            God is faithful.  He has revealed so many of the sins in my own life, root sins of those for whom I am interceding.  I guess the old Indian proverb, “Don’t judge someone else until you’ve walked a mile in their moccasins” is applicable here. And of course the scripture that tells us not to find fault with the person who has a splinter in his eye, while we have a two-by-four in our own, is the formula for prayer.  “Lord remove my two-by-four, so I can pray more effectively for the one with the splinter.

            So whether you pray three hours a day.  Or you pray three second prayers.  God want you to pray without ceasing.  In other words, Never stop praying.  Prayer changes You and it changes things.  What great things will God do through your prayer today.

            Pastor Don

 

A new missionary recruit went to Venezuela for the first time. He was struggling with the language and didn’t understand a whole lot of what was going on.  Intending to visit one of the local churches, he got lost, but eventually got back on track and found the place.  Having arrived late, the church was already packed. The only pew left was the one on the front row.

So as not to make a fool of himself, he decided to pick someone out of the crowd to imitate.  He chose to follow the man sitting next to him on the front pew.  As they sang, the man clapped his hands, so the missionary recruit clapped too.  When the man stood up to pray, the missionary recruit stood up too.  When the man sat down, he sat down.  When the man held the cup and bread for the Lord’s Supper, he held the cup and bread. During the preaching, the recruit didn’t understand a thing.  He just sat there and tried to look just like that man in the front pew.

Then he perceived that the preacher was giving announcements.  People clapped, so he looked to see if the man was clapping.  He was, and so the recruit clapped too.  Then the preacher said some words that he didn’t understand and he saw the man next to him stand up.  So he stood up too. 

Suddenly a hush fell over the entire congregation.  A few people gasped.  He looked around and saw that nobody else was standing.

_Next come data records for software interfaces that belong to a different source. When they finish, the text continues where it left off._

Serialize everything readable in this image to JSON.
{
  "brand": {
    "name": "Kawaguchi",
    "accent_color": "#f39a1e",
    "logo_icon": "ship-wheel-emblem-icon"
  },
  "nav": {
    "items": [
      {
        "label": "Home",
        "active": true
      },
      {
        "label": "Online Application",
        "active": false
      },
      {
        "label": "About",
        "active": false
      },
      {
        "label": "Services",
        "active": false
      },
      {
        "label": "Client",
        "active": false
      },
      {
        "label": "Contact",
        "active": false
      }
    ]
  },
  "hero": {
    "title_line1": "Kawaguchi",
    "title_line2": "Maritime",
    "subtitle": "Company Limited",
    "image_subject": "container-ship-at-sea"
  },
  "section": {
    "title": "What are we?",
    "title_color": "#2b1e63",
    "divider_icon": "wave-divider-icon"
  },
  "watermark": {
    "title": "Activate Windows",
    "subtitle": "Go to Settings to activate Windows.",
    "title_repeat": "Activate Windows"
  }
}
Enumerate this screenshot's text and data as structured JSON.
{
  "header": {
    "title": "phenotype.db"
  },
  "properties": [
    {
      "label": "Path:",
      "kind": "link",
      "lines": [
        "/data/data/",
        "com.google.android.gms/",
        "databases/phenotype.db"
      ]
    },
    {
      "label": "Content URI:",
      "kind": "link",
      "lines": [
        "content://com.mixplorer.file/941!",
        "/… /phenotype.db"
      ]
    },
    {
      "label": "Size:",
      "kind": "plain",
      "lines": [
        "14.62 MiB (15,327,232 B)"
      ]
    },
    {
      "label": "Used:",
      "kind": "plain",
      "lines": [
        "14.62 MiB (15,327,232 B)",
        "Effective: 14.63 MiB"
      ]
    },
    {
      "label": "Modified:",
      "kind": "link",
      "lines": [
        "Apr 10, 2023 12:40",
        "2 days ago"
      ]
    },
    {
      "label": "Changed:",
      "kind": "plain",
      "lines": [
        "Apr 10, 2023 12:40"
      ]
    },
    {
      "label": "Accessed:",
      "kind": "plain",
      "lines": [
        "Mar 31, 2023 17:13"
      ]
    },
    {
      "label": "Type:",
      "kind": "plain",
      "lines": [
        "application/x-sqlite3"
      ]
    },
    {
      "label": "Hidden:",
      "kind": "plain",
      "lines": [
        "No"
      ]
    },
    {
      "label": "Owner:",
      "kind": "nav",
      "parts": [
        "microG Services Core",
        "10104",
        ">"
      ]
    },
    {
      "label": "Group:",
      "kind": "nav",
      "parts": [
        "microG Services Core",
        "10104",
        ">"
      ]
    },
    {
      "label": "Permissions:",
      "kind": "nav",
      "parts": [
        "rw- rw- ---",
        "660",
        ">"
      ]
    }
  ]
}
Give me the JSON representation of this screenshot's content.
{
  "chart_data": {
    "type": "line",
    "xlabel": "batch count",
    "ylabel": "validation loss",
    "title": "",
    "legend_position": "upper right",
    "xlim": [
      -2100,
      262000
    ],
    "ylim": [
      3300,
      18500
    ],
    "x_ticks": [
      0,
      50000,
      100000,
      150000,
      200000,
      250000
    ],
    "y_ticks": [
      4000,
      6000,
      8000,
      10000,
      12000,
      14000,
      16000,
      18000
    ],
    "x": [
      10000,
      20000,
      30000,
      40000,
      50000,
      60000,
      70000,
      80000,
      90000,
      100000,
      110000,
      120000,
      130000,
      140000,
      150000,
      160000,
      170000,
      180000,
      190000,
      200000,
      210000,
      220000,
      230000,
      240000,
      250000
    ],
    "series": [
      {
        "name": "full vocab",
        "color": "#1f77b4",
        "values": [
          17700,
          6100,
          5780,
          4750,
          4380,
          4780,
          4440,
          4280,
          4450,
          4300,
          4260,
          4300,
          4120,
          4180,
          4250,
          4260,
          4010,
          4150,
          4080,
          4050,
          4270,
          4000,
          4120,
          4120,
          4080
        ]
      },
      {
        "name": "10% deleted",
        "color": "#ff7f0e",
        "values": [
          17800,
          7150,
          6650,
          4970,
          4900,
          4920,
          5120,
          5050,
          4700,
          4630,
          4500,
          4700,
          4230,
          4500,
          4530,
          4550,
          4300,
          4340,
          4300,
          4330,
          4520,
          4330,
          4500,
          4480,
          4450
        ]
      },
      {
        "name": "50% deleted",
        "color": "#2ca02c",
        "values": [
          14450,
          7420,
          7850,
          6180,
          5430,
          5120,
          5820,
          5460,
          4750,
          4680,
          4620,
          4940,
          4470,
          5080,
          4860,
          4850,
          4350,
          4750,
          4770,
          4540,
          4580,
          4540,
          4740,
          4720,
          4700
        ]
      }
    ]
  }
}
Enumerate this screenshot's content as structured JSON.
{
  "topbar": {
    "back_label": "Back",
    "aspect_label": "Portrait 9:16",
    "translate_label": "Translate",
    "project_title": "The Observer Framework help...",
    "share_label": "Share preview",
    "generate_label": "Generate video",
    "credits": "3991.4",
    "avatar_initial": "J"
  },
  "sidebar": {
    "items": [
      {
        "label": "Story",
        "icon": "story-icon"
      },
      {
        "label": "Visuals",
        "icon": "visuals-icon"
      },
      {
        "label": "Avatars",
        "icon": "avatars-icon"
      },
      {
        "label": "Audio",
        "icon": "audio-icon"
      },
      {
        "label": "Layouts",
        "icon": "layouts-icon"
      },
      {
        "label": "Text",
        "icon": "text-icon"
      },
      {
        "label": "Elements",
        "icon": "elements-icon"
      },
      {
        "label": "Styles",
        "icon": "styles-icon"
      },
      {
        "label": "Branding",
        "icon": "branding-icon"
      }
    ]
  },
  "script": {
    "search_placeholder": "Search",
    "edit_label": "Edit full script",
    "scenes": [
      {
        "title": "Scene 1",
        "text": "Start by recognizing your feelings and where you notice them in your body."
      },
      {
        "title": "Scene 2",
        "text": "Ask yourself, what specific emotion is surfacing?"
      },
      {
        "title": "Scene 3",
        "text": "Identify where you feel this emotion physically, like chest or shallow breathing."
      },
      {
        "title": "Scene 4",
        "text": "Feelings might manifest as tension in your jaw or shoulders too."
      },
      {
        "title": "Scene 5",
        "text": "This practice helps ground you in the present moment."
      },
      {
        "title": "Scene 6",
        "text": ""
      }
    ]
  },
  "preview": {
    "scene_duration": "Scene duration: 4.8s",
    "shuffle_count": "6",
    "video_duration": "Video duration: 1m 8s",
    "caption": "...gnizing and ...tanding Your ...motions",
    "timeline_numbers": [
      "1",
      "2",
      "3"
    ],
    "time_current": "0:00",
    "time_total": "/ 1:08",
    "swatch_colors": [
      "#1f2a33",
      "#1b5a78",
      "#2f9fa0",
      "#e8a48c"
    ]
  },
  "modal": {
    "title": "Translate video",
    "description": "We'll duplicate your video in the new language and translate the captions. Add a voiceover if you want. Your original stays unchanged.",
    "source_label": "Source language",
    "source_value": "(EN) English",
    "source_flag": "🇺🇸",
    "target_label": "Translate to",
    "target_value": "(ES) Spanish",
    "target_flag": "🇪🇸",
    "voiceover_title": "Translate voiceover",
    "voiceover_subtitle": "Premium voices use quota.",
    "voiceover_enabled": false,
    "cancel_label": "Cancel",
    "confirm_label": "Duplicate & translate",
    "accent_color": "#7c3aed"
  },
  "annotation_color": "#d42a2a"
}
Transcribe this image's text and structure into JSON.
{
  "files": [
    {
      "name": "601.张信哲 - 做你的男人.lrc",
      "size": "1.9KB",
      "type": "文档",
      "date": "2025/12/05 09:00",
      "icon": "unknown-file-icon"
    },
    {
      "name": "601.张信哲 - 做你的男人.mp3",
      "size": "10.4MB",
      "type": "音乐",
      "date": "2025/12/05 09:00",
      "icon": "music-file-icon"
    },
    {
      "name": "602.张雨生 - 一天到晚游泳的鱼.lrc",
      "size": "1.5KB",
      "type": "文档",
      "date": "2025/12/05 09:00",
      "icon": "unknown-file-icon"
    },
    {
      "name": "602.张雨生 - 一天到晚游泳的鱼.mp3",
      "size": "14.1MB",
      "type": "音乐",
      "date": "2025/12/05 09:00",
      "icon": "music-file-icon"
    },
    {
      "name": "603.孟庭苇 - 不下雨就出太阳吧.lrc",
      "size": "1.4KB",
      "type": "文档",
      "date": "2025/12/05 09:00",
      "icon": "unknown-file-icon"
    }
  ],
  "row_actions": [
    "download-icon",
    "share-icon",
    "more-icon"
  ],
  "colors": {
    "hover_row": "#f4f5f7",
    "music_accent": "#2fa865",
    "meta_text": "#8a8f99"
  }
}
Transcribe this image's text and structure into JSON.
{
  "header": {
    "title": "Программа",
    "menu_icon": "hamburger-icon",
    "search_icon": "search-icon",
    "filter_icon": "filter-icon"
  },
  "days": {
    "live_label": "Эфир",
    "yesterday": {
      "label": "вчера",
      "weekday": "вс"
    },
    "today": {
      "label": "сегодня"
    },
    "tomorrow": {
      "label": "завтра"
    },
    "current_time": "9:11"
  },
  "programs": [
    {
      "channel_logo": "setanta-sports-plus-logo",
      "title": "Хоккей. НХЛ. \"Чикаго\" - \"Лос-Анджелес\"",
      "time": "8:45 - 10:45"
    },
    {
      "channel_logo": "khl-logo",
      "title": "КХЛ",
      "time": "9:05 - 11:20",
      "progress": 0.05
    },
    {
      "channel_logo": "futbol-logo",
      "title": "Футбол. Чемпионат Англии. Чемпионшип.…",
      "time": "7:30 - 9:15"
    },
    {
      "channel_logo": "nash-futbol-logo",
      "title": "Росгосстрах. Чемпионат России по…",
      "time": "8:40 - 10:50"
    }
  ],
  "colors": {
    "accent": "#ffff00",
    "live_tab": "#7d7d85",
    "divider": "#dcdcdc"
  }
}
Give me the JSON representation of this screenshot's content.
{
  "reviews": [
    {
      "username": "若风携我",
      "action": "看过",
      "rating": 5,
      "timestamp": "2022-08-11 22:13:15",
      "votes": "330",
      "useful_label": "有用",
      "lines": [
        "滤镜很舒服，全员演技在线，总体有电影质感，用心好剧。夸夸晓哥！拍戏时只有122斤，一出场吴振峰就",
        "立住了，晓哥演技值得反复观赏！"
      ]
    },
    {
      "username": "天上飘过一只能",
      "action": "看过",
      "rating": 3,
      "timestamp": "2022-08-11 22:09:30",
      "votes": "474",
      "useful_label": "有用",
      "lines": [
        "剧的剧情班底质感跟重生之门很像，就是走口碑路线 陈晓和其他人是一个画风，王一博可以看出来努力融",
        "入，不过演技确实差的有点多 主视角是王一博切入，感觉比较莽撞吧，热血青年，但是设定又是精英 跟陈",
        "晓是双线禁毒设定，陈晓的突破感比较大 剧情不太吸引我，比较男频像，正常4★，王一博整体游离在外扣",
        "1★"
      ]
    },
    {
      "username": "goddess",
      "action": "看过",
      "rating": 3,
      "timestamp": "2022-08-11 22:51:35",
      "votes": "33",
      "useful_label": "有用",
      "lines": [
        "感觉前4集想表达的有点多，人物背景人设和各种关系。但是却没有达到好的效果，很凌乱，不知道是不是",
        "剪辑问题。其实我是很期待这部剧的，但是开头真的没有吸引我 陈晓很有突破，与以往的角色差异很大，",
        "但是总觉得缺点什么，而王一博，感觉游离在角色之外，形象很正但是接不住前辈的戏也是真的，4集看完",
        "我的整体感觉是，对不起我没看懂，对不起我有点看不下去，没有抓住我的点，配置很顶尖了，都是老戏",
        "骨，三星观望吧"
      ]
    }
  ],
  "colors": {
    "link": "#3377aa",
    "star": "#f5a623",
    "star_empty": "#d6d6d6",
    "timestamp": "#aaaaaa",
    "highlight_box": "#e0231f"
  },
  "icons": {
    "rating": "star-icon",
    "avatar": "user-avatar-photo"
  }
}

So he sat down.

After the service ended, the preacher stood at the door shaking the hands of those who were leaving.  When the missionary recruit stretched out his hand to greet the preacher, the preacher said, in English: “I take it you don’t speak Spanish.”

The missionary recruit replied: “No I don’t.  It’s that obvious?”

“Well yes,” said the preacher, “I announced that the Acosta family had a newborn baby boy and would the proud father please stand up.”   Marie Soward Green – Hutchinson, KS

 

Two boy scouts went on a nature hike in the hills picking hickory nuts. Along the way, they filled their small pails and then started to fill their pockets and shirts. 

When they could hold no more nuts, they started down the country road until they came across a cemetery.  The boys decided that would be a good place to stop and rest and divide out the nuts. 

The two boys sat in the shade of a large oak tree and unloaded their pockets and buckets by dumping all of the nuts in a large pile. 

In the process, two of them rolled away and rested near the road.  The boys then proceeded to divide out the nuts.  “One for you.  One for me.  One for you.  One for me.”

As they were doing this, another boy was passing by and Happened to hear them.  He looked into the cemetery, but could not see the boys, because they were obscured by the tree.  He hesitated a moment and then ran back to town. 

“Father! Father!” he yelled as he entered his house.   “The cemetery.  Come quick!”

“What’s the matter?” his father asked.   “No time to explain,” the boy frantically panted.  “Follow me!”

The boy and his father ran up the country road and stopped when they reached the cemetery.  They stopped at the side of the road and all fell silent for a few moments.  Then the father asked his son what was wrong.

“Do you hear that?” he whispered.  Both people listened intently and heard the Scouts.  “One for me.  One for you.  One for me.  One for you…”

The boy then blurted out, “The devil and the Lord are dividing the souls!”

The father was skeptical but silent — until a few moments later as the Scouts completed dividing out the nuts and one Scout said to the other, “Now, as soon as we get those two nuts down by the road, we’ll have them all.”    Marie Soward Green – Hutchinson, KS